by Jnana Hodson

When I first entered the newspaper business, profit margins of 20 percent to 30 percent were not uncommon. Some papers were even reported to take 40 percent of their earnings down to the bottom line.

Not that much of that income went to the reporters or editors, who as a group ranked at the bottom of professional categories. Below school teachers and ministers, in fact. In addition, we worked nights and weekends and holidays – no wonder the divorce rate was high. The field could be depressing, as other surveys acknowledged. Or maybe it just attracted depressed individuals.

When right-wingers rub their “liberal media” smear across us, they mock the sacrifices we’ve made in trying to serve the public. For accuracy, the mass media  are ultimately capitalist machines – or, as they used to say of newspapers when I began, they were machines for printing money. That’s anything but leftist. Can’t be more conservative than that money-grubbing side, can you?

Some of the more astute critics at the time argued that the industry wasn’t reinvesting enough in growth and development, that it was in fact “eating its seed corn” when it came to salaries and wages, especially. How could we attract talented minorities at this pay, for one thing, when there were far more lucrative alternatives such as law? How could we build new audiences and new products without them – much less support these as they grew?

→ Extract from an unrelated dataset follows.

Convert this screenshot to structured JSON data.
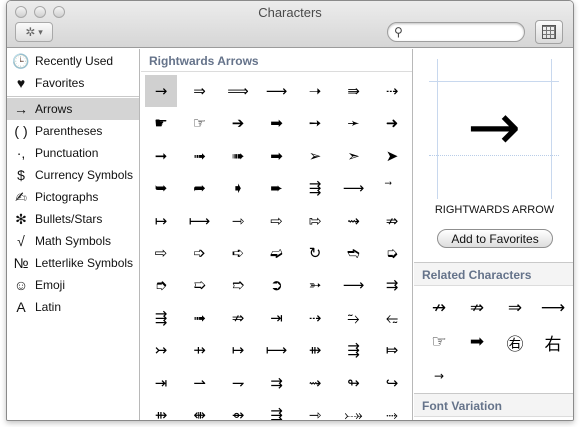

In the past decade or so, the business model has essentially collapsed in the advent of the Internet. Why should anyone pay for something they can get for free? The need for detailed coverage of public affairs remains, more than ever, but there are fewer and fewer professionals on the job, and most of those who remain are approaching minimum wage. You can’t live on that, especially not if you have a family.

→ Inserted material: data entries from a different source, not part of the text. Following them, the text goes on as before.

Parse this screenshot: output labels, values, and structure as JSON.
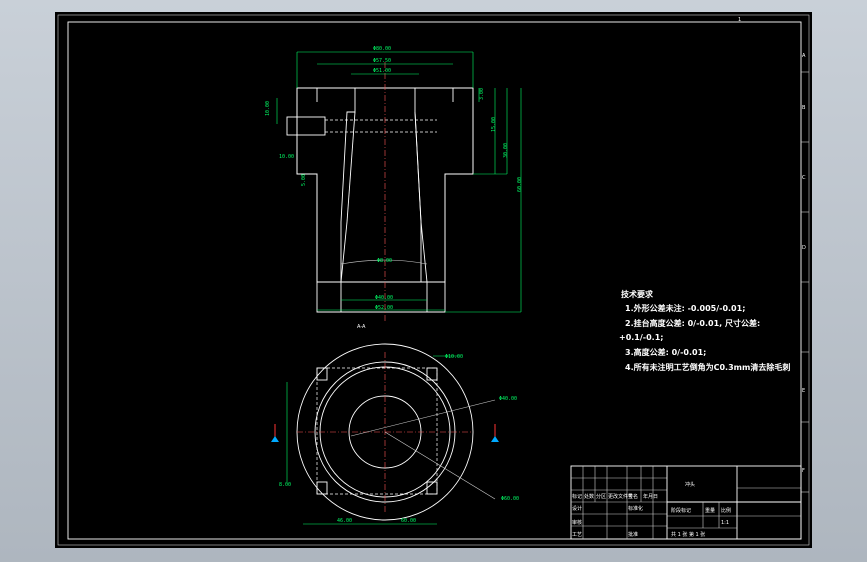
{
  "section_label": "A-A",
  "tech_requirements": {
    "title": "技术要求",
    "items": [
      "1.外形公差未注: -0.005/-0.01;",
      "2.挂台高度公差: 0/-0.01, 尺寸公差:",
      "+0.1/-0.1;",
      "3.高度公差: 0/-0.01;",
      "4.所有未注明工艺倒角为C0.3mm清去除毛刺"
    ]
  },
  "dimensions": {
    "top_width": "Φ80.00",
    "mid_width1": "Φ57.50",
    "mid_width2": "Φ51.00",
    "left_h1": "10.00",
    "left_h2": "10.00",
    "left_h3": "5.00",
    "right_h1": "3.00",
    "right_h2": "15.00",
    "right_h3": "30.00",
    "right_h4": "60.00",
    "bore": "Φ8.00",
    "bottom1": "Φ40.00",
    "bottom2": "Φ52.00",
    "plan_r1": "Φ10.00",
    "plan_r2": "Φ40.00",
    "plan_r3": "Φ60.00",
    "plan_left": "8.00",
    "plan_b1": "46.00",
    "plan_b2": "60.00"
  },
  "title_block": {
    "part_name": "冲头",
    "scale_label": "比例",
    "weight_label": "重量",
    "qty_label": "数量",
    "sheet": "共 1 张  第 1 张",
    "designer": "设计",
    "checker": "审核",
    "process": "工艺",
    "std": "标准化",
    "approve": "批准",
    "mark_label": "标记",
    "count_label": "处数",
    "zone_label": "分区",
    "doc_label": "更改文件号",
    "sign_label": "签名",
    "date_label": "年月日",
    "stage_label": "阶段标记",
    "scale_value": "1:1"
  },
  "border_letters": [
    "A",
    "B",
    "C",
    "D",
    "E",
    "F"
  ],
  "border_number": "1"
}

I keep thinking of a skilled colleague, one of the best, an editor who quit to become a bus driver. The shift had better hours and better pay, even for a college graduate.